REQUIREMENT:
Your answer should consist of the lines in the listing that hold "access".

INFORMATION GIVEN:
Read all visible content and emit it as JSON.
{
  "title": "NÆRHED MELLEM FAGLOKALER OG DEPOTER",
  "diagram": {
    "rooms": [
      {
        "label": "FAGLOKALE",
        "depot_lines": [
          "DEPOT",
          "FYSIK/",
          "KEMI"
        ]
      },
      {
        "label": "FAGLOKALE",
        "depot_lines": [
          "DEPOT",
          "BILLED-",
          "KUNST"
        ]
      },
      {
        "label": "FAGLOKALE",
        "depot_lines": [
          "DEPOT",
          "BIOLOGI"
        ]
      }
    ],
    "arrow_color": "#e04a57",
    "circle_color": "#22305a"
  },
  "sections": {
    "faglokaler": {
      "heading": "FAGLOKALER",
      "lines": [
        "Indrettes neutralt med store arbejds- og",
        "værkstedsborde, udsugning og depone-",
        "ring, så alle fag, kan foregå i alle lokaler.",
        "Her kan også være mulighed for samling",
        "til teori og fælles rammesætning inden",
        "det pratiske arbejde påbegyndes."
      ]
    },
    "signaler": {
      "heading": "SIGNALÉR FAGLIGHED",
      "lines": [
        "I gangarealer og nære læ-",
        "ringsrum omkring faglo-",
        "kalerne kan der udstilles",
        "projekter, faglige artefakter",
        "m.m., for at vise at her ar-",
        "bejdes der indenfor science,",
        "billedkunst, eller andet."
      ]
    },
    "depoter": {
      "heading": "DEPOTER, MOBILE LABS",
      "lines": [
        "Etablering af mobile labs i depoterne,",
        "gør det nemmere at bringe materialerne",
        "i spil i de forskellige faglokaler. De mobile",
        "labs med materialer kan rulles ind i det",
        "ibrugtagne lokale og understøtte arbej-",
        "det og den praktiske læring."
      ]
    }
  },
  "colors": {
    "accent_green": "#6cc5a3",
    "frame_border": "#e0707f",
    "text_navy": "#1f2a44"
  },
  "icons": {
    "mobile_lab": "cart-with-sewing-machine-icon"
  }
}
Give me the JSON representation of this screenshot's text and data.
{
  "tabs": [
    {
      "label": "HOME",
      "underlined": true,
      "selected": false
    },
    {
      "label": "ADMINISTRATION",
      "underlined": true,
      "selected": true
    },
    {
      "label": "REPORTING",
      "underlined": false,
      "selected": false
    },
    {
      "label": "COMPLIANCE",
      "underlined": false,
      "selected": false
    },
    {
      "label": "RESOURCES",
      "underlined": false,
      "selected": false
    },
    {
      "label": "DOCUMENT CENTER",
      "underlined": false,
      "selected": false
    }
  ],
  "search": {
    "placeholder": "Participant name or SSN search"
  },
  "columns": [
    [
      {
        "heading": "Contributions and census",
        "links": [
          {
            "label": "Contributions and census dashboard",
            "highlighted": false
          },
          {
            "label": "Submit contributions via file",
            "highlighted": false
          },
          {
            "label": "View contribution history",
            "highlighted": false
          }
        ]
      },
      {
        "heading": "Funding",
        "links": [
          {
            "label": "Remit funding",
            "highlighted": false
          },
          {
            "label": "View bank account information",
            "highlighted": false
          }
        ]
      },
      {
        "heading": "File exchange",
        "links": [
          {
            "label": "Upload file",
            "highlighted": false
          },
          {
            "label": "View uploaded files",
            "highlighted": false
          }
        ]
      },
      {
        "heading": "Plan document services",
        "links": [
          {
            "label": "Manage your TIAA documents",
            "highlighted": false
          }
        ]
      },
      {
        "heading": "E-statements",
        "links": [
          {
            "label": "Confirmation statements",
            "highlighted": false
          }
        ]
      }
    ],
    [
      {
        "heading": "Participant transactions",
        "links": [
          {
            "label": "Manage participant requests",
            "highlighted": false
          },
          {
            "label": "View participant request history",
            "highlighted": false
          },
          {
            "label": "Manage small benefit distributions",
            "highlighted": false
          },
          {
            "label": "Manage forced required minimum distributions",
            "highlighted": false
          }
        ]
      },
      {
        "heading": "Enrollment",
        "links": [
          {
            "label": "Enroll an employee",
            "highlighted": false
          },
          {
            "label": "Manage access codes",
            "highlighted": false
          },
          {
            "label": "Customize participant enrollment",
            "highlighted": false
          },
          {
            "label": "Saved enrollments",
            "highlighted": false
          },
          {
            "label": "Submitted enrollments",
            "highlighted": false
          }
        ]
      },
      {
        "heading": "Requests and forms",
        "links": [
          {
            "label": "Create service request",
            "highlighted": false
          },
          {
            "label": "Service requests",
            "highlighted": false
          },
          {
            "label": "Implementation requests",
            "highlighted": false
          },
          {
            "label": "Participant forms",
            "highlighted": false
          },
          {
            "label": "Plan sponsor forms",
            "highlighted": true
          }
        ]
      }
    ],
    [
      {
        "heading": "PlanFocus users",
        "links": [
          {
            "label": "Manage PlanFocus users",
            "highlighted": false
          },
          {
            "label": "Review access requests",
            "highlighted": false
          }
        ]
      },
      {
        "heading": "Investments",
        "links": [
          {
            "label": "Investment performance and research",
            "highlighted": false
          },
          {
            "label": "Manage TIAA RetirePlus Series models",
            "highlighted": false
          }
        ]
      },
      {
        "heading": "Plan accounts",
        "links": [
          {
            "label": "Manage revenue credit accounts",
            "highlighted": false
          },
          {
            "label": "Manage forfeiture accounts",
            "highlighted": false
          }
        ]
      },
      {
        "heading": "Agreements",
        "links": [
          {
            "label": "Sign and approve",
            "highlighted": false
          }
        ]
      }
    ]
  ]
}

EXERCISE OUTPUT:
            "label": "Manage access codes",
            "label": "Review access requests",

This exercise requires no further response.